  • Most common after lidocaine spinals, but can occur with other local anesthetics
  • Course is self limiting, & treatment is symptomatic
cauda equina syndrome
CaudaEquina Syndrome
  • Permanent bladder and bowel dysfunction, loss of sensory and motor function in LE
  • First report after continuous SAB, but there are reports after single shot SABs
  • Most commonly lidocaine is the offending agent, but does occur with other agents
systemic toxicity
Systemic Toxicity
  • Severity is proportional to the rate of delivery to central circulation
    • Dose
    • Tissue vascularity
    • Use of vasoconstrictors
    • Toxicity of drug
  • Rate of redistribution & metabolism
systemic toxicity cns
Systemic Toxicity: CNS
  • Vertigo, tinnitus, dysphoria
  • Restlessness, numbness of tongue, circumoral tissues
  • Slurred speech, muscle twitching
  • Tonic clonicseizures
  • CNS depression, coma, & apnea
  • Metabolic & respiratory acidosis lower the seizure threshold
systemic toxicity cvs
Systemic Toxicity: CVS
  • Increased heart rate & blood pressure
  • Appearance of ectopy
  • Varying degrees of heart block
  • Hypotension, bradyarrhythmia,
  • Asystole
  • Vasoconstriction at low doses (local) vasodilation at high doses (systemic)
prevention of toxicity
Prevention of Toxicity
  • Use lowest effective dose
  • Inject incrementally
  • Aspirate prior to injection
  • Use of intravascular marker
    • Epinephrine
    • Fentanyl (laboring patients)
    • Lidocaine
  • Use of ultrasound? Then evidence is mounting.

ASA Newsletter April 2012 Vol 76 No 4 22-25
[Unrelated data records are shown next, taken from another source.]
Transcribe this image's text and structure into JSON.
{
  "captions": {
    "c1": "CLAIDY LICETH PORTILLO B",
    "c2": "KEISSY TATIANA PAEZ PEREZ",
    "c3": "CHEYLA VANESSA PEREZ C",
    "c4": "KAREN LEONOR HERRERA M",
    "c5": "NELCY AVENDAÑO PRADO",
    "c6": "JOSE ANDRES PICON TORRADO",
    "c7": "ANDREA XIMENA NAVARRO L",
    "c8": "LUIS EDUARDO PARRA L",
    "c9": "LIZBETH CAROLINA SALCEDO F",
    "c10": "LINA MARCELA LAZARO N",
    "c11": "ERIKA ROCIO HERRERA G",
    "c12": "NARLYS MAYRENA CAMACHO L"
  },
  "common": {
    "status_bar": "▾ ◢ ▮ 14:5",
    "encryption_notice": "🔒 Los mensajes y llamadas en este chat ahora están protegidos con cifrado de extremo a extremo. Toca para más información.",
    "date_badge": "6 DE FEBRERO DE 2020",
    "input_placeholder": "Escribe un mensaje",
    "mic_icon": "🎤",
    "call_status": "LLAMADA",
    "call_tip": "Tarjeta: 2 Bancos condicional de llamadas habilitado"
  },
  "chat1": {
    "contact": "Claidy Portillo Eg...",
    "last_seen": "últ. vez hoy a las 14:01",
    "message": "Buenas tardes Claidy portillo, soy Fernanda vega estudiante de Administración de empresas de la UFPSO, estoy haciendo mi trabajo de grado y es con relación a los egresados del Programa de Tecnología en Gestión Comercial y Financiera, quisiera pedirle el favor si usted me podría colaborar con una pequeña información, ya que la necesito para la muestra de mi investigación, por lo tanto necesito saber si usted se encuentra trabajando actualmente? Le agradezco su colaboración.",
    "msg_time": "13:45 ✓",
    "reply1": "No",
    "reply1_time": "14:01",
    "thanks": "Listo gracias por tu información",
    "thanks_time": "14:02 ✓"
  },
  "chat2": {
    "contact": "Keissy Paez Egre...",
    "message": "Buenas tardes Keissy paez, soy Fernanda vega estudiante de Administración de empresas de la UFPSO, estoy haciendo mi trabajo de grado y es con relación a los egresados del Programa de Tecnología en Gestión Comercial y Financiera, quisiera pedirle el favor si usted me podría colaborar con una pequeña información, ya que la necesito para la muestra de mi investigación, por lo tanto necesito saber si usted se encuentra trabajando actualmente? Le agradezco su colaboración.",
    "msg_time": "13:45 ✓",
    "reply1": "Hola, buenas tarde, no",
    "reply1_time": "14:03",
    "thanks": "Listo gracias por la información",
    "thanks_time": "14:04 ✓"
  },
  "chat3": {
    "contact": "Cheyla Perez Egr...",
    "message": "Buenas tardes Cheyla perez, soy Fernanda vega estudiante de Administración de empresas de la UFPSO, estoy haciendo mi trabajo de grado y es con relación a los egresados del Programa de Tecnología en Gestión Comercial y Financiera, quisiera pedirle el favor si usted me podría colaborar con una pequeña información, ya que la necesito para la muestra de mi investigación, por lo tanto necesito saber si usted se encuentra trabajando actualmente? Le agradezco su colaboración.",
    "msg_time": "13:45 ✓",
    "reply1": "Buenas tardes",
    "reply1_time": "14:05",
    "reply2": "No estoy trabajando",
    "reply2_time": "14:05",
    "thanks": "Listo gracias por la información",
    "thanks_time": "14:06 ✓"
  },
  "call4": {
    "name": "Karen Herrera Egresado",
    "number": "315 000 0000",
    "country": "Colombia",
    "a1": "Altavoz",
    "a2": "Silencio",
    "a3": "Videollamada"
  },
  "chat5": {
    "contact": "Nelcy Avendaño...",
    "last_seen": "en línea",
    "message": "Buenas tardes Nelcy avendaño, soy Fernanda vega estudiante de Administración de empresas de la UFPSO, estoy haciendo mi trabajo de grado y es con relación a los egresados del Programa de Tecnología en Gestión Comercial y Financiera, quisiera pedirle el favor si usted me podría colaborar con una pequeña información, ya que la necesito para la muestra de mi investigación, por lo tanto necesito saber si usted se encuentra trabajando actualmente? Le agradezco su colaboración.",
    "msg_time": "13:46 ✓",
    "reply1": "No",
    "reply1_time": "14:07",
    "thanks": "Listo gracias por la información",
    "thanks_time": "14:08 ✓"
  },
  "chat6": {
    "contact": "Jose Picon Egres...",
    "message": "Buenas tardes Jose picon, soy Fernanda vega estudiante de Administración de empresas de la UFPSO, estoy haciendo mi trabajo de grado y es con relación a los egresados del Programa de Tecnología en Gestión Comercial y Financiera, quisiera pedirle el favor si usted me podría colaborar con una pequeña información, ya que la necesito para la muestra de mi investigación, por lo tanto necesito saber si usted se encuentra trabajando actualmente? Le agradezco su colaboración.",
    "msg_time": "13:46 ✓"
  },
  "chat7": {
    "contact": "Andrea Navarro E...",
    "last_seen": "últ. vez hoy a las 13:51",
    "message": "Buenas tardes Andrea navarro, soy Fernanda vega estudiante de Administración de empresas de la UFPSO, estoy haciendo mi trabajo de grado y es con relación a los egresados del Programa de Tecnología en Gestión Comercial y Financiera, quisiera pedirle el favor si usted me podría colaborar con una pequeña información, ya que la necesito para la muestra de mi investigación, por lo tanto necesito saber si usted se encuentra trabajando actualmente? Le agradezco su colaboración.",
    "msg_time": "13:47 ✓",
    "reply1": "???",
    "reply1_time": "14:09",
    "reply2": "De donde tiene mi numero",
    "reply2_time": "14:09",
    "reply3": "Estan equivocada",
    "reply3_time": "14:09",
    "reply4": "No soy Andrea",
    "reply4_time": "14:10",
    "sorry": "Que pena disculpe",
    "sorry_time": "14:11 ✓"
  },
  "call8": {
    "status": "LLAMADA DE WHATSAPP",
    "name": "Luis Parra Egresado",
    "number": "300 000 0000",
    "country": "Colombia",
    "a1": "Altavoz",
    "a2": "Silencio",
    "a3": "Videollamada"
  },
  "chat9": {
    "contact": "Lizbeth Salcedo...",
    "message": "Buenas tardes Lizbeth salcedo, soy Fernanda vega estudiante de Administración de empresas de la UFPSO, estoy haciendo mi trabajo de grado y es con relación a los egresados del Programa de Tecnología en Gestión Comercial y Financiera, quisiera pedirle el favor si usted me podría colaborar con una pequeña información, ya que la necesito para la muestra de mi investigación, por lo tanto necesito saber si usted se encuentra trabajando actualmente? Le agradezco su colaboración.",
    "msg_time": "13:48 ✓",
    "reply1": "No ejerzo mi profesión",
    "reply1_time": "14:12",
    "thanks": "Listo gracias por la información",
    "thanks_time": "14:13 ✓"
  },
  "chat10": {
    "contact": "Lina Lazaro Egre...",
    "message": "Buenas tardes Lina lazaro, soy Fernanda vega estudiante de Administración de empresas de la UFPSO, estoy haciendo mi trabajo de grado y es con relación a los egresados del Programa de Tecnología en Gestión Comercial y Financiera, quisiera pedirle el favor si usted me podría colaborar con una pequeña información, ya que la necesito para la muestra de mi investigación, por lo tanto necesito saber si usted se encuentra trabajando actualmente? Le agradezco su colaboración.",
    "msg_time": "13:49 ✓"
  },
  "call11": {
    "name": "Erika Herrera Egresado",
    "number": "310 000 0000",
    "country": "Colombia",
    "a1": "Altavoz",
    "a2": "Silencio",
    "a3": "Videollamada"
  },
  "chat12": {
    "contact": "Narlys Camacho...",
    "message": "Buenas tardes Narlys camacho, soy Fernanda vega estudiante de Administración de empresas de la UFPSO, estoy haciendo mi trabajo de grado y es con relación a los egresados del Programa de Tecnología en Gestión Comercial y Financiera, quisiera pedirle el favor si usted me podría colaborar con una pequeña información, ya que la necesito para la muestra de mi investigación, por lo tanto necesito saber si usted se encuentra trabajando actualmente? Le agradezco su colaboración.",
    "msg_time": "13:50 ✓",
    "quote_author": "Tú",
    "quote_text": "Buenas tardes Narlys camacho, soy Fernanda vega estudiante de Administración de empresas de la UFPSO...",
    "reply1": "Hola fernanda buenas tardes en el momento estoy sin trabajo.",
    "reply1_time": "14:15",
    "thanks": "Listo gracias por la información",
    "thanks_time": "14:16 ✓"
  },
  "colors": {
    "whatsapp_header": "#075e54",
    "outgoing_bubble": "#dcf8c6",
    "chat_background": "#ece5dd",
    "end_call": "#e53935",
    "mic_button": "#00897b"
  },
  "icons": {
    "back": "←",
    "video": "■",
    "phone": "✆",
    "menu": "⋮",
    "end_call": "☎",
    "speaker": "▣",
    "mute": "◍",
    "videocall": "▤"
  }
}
treatment of toxicity
Treatment Of Toxicity
  • Effective airway management
    • 100% oxygen (hypoxia)
    • Effective ventilation (respiratory acidosis)
  • Stop seizures
    • Benzo’s
    • Propofol
  • ACLS
  • Lipid Rescue
  • Cardiopulmonary Bypass

Regional Anesthesia & Pain Medicine Vol. 35 No. 2 March-April 2010

lipid infusion cardiac arrest
Lipid Infusion: Cardiac Arrest
  • Intralipid 20% 1.5 ml/kg over 1 minute
  • Continue infusion at 0.25 ml/kg/min
  • Continue CPR
  • Repeat bolus every 3-5 minutes up to 3 ml kg
  • Increase rate to 0.5 ml/kg if BP declines
  • A maximum of 8 ml/kg is recommended
  • Now considered a first line component of therapy

Newly created registry of lipid use is accessible at

lipid infusion why does it work
Lipid Infusion: Why does it work?
  • Lipid emulsion may act as a “sink”.
  • May also act as a metabolic substrate for myocytes.
    • 90% of aerobic cardiac myocyte ATP is from fatty acid metabolism
    • May increase intramyocyte calcium concentrations
    • May reverse LA induced vasodilation.
  • Used to treat toxicity from other highly lipid soluble drugs
problems studying lipid rescue
Problems Studying Lipid Rescue
  • Intact rodent, canine, and isolated heart models show positive results.
  • Porcine models…not so much. Confounded by:
    • Hypoxemia and acidosis based models
    • High dose vasopressor treatment models
    • Maybe pigs don’t like lipid emulsion (compliment activated pseudo-allergy)
  • Intralipid® does not activate complement in humans
lipid infusion
Lipid Infusion
  • Anecdotal reports of effectiveness are becoming more common place.
  • Resolution of CV toxicity, arrhythmias, and CNS toxicity are generally prompt.
  • Paradoxically treatment with epinephrine, and vasopressin, restores perfusion more quickly than lipid alone, but survival may be reduced.


local anesthetic toxicity a case report
Local Anesthetic Toxicity:A Case Report
  • 31 y.o. male
  • Untreated HTN
  • Work related trauma to L hand
  • NPO X 9 hrs
  • Posted for debridement & tendon repair
  • Plan: Trans-arterial axillary block with 20 cc lidocaine 2% and 20 cc Chirocaine 0.75%, with 1:200k epinephrine.
  • Monitors, oxygen, and versed 2.0 pre-block.
  • Additional 2.5 mg versed, 150 mg propofol.
  • Positive pressure hyperventilation with 100% oxygen.
  • Oral airway.
  • Spill contents of crash cart on floor.
  • ABG: ph 7.01, PO2 111, PCO2 90, HCO3 23, BE –10.
  • 12 Lead EKG.
  • Chest X-ray.
  • Patient regained consciousness after one hour 15 minutes.

iphone app: Lipid ALS

lessons learned
Lessons learned
  • Trust no one.
  • Monitor as if you were doing GA.
  • Check your equipment & set the alarms.
  • Never fly alone.
  • An ounce of prevention…
planar v nonplanar las
Planar v. Nonplanar LAs